== DATA FOR THIS EXERCISE

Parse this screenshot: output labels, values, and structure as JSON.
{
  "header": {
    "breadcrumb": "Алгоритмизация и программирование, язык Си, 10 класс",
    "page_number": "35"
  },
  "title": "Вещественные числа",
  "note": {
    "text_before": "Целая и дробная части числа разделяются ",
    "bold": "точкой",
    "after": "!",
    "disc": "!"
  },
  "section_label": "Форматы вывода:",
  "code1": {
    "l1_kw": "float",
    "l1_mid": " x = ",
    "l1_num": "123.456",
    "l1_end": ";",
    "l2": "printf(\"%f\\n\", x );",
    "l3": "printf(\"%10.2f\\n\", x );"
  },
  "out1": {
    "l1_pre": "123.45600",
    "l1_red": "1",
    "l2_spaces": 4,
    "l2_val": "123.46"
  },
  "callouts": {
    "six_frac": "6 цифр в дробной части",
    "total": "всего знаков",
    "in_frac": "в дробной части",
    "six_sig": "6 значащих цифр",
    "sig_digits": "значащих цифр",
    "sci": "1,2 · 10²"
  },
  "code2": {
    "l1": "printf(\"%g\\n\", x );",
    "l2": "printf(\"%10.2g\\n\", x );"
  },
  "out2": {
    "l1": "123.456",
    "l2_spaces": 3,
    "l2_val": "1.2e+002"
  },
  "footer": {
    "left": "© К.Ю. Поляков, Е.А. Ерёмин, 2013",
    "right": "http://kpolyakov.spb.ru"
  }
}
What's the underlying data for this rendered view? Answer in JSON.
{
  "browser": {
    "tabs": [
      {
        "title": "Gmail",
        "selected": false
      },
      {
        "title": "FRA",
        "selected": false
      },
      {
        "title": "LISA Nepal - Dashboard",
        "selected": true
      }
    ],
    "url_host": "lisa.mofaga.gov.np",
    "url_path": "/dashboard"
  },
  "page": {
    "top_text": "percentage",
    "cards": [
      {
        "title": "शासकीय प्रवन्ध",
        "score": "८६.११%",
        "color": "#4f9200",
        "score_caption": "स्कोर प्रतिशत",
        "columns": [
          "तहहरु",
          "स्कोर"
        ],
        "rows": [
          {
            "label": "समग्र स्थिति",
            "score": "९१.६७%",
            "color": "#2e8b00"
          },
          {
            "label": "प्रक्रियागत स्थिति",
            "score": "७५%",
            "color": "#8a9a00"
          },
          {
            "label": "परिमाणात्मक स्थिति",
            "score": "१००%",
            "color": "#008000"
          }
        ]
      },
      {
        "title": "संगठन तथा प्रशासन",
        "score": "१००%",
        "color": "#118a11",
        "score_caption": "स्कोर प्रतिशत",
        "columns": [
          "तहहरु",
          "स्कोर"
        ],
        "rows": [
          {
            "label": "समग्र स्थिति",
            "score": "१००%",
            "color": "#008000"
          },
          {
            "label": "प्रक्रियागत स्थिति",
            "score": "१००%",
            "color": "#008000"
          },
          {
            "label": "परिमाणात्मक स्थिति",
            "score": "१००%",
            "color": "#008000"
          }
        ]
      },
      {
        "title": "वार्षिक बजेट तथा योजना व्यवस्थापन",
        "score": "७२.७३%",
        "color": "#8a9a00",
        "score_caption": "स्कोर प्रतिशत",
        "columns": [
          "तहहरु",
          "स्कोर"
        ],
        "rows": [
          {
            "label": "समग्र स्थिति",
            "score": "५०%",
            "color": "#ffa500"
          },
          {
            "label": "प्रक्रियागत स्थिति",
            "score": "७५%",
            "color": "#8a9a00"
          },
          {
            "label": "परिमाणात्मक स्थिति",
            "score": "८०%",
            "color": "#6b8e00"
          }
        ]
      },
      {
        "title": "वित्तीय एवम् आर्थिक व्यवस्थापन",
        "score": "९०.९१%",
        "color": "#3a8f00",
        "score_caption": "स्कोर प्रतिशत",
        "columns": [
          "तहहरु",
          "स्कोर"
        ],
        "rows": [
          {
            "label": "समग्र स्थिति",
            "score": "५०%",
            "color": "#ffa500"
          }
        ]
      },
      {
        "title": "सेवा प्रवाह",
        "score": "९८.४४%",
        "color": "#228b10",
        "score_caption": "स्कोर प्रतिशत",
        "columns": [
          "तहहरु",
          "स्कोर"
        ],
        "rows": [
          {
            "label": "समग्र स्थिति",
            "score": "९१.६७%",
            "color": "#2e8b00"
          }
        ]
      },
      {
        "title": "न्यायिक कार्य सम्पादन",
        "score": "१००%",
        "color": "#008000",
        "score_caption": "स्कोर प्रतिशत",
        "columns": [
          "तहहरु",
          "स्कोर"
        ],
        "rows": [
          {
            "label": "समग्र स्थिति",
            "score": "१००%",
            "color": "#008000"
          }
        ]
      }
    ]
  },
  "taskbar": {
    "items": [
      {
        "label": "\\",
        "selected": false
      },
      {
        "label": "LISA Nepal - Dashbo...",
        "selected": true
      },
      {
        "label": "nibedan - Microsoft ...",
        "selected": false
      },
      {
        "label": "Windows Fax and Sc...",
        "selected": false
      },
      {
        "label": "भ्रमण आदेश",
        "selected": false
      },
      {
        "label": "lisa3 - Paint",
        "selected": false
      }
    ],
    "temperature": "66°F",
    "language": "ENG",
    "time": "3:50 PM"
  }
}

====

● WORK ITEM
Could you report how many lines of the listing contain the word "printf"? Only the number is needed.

● SOLUTION FOR THIS TASK
4